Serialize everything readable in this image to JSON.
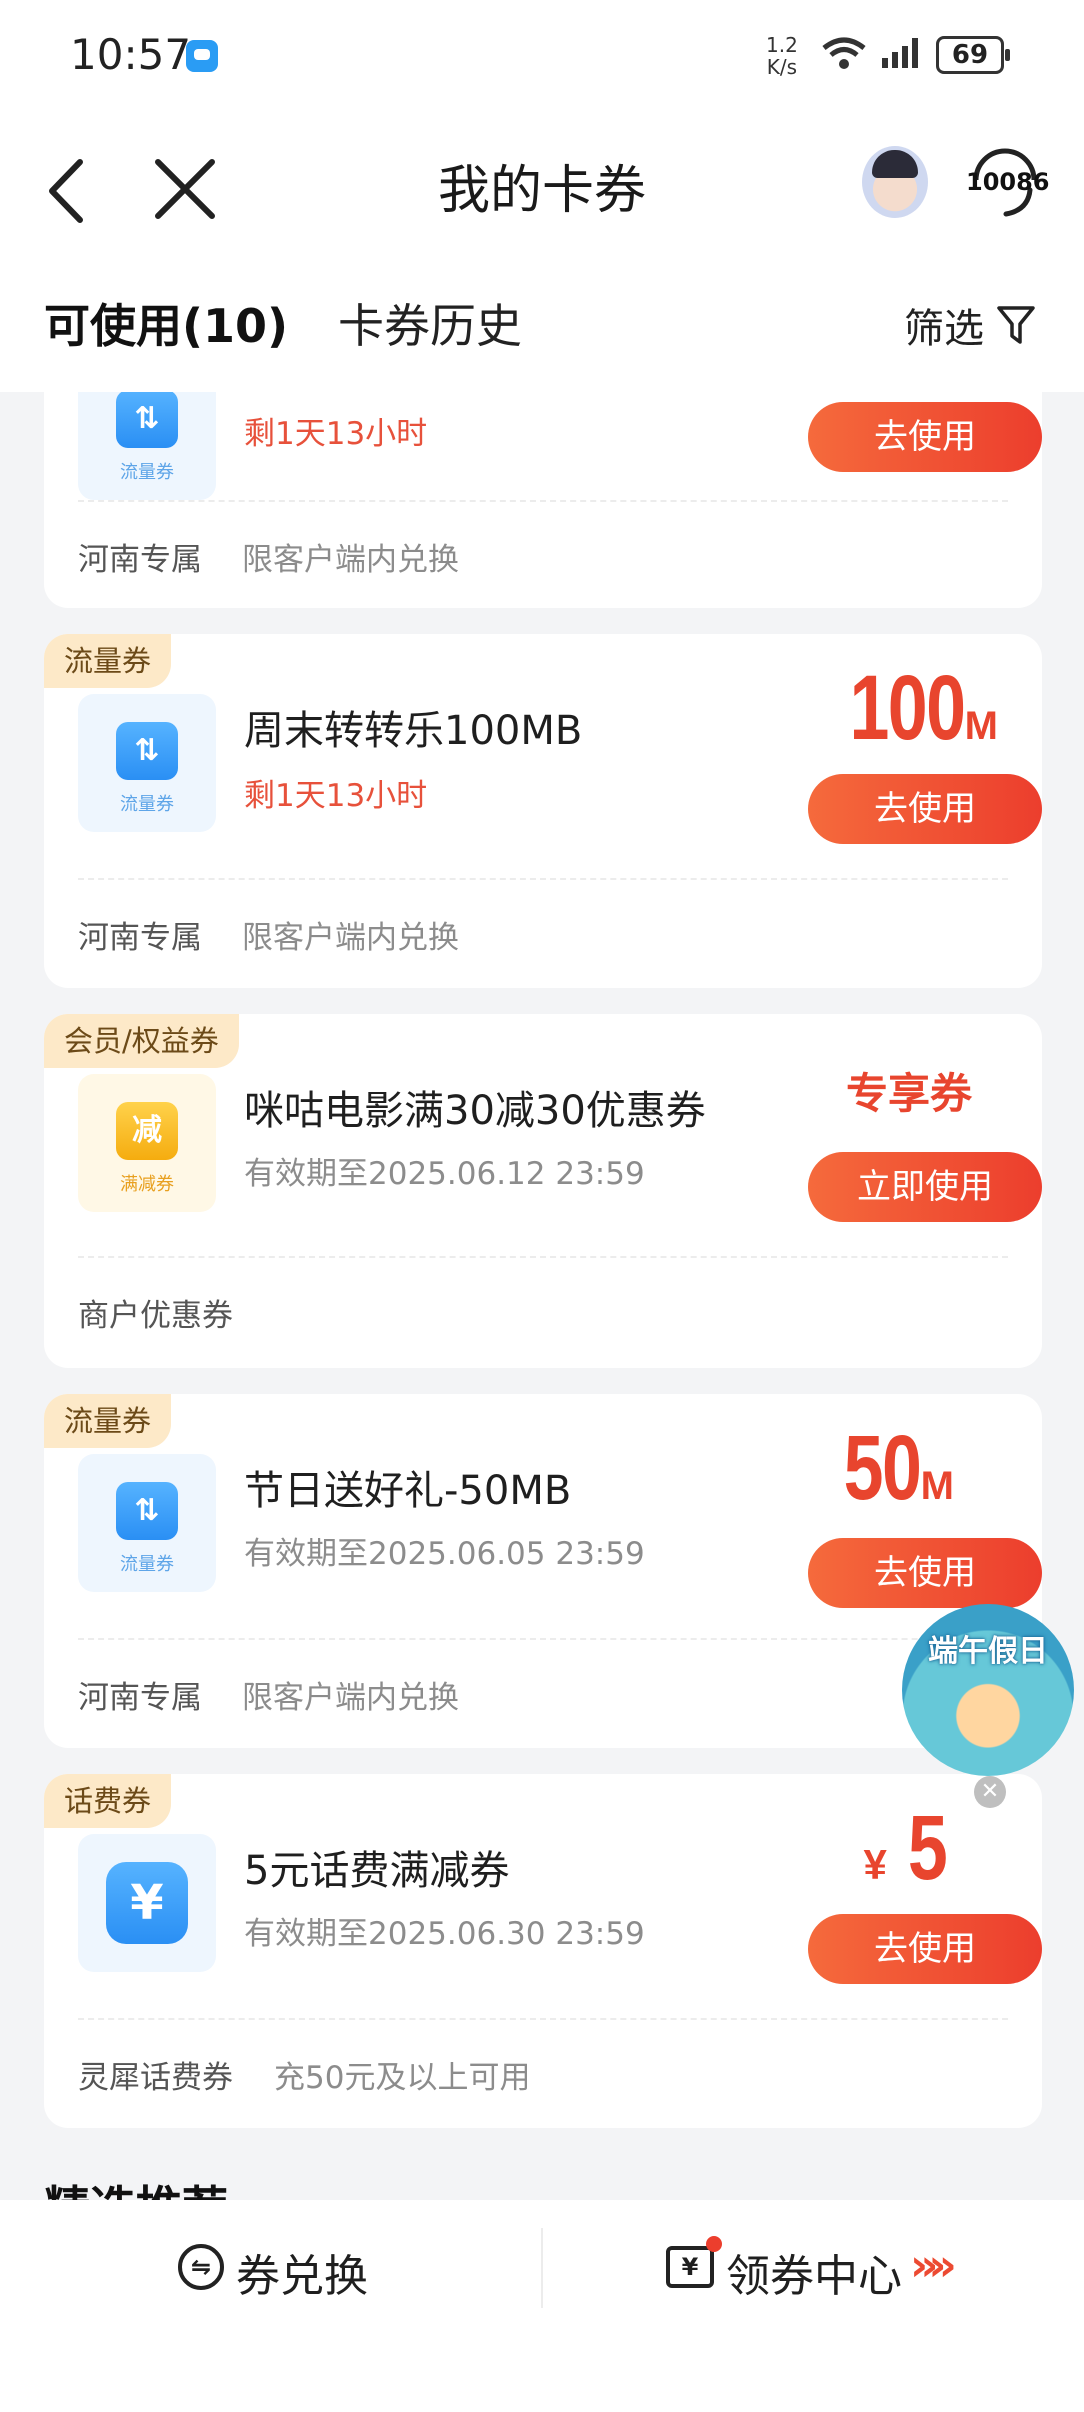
{
  "status_bar": {
    "time": "10:57",
    "net_speed_value": "1.2",
    "net_speed_unit": "K/s",
    "battery": "69"
  },
  "header": {
    "title": "我的卡券",
    "service_label": "10086"
  },
  "tabs": {
    "available": "可使用(10)",
    "history": "卡券历史",
    "filter": "筛选"
  },
  "coupons": [
    {
      "badge": "",
      "icon": "data-coupon-icon",
      "thumb_label": "流量券",
      "title": "",
      "subtitle": "剩1天13小时",
      "button": "去使用",
      "foot1": "河南专属",
      "foot2": "限客户端内兑换"
    },
    {
      "badge": "流量券",
      "icon": "data-coupon-icon",
      "thumb_label": "流量券",
      "title": "周末转转乐100MB",
      "subtitle": "剩1天13小时",
      "value_num": "100",
      "value_unit": "M",
      "button": "去使用",
      "foot1": "河南专属",
      "foot2": "限客户端内兑换"
    },
    {
      "badge": "会员/权益券",
      "icon": "discount-coupon-icon",
      "thumb_glyph": "减",
      "thumb_label": "满减券",
      "title": "咪咕电影满30减30优惠券",
      "subtitle": "有效期至2025.06.12 23:59",
      "value_text": "专享券",
      "button": "立即使用",
      "foot1": "商户优惠券"
    },
    {
      "badge": "流量券",
      "icon": "data-coupon-icon",
      "thumb_label": "流量券",
      "title": "节日送好礼-50MB",
      "subtitle": "有效期至2025.06.05 23:59",
      "value_num": "50",
      "value_unit": "M",
      "button": "去使用",
      "foot1": "河南专属",
      "foot2": "限客户端内兑换"
    },
    {
      "badge": "话费券",
      "icon": "yuan-icon",
      "thumb_glyph": "¥",
      "title": "5元话费满减券",
      "subtitle": "有效期至2025.06.30 23:59",
      "value_prefix": "¥",
      "value_num": "5",
      "button": "去使用",
      "foot1": "灵犀话费券",
      "foot2": "充50元及以上可用"
    }
  ],
  "section_title": "精选推荐",
  "floating_banner": {
    "text": "端午假日"
  },
  "bottom_bar": {
    "exchange": "券兑换",
    "center": "领券中心",
    "arrows": "»»"
  }
}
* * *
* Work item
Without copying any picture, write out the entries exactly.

* Reply to the exercise
Serialize everything readable in this image to JSON.
{
  "status_bar": {
    "time": "10:57",
    "net_speed_value": "1.2",
    "net_speed_unit": "K/s",
    "battery": "69"
  },
  "header": {
    "title": "我的卡券",
    "service_label": "10086"
  },
  "tabs": {
    "available": "可使用(10)",
    "history": "卡券历史",
    "filter": "筛选"
  },
  "coupons": [
    {
      "badge": "",
      "icon": "data-coupon-icon",
      "thumb_label": "流量券",
      "title": "",
      "subtitle": "剩1天13小时",
      "button": "去使用",
      "foot1": "河南专属",
      "foot2": "限客户端内兑换"
    },
    {
      "badge": "流量券",
      "icon": "data-coupon-icon",
      "thumb_label": "流量券",
      "title": "周末转转乐100MB",
      "subtitle": "剩1天13小时",
      "value_num": "100",
      "value_unit": "M",
      "button": "去使用",
      "foot1": "河南专属",
      "foot2": "限客户端内兑换"
    },
    {
      "badge": "会员/权益券",
      "icon": "discount-coupon-icon",
      "thumb_glyph": "减",
      "thumb_label": "满减券",
      "title": "咪咕电影满30减30优惠券",
      "subtitle": "有效期至2025.06.12 23:59",
      "value_text": "专享券",
      "button": "立即使用",
      "foot1": "商户优惠券"
    },
    {
      "badge": "流量券",
      "icon": "data-coupon-icon",
      "thumb_label": "流量券",
      "title": "节日送好礼-50MB",
      "subtitle": "有效期至2025.06.05 23:59",
      "value_num": "50",
      "value_unit": "M",
      "button": "去使用",
      "foot1": "河南专属",
      "foot2": "限客户端内兑换"
    },
    {
      "badge": "话费券",
      "icon": "yuan-icon",
      "thumb_glyph": "¥",
      "title": "5元话费满减券",
      "subtitle": "有效期至2025.06.30 23:59",
      "value_prefix": "¥",
      "value_num": "5",
      "button": "去使用",
      "foot1": "灵犀话费券",
      "foot2": "充50元及以上可用"
    }
  ],
  "section_title": "精选推荐",
  "floating_banner": {
    "text": "端午假日"
  },
  "bottom_bar": {
    "exchange": "券兑换",
    "center": "领券中心",
    "arrows": "»»"
  }
}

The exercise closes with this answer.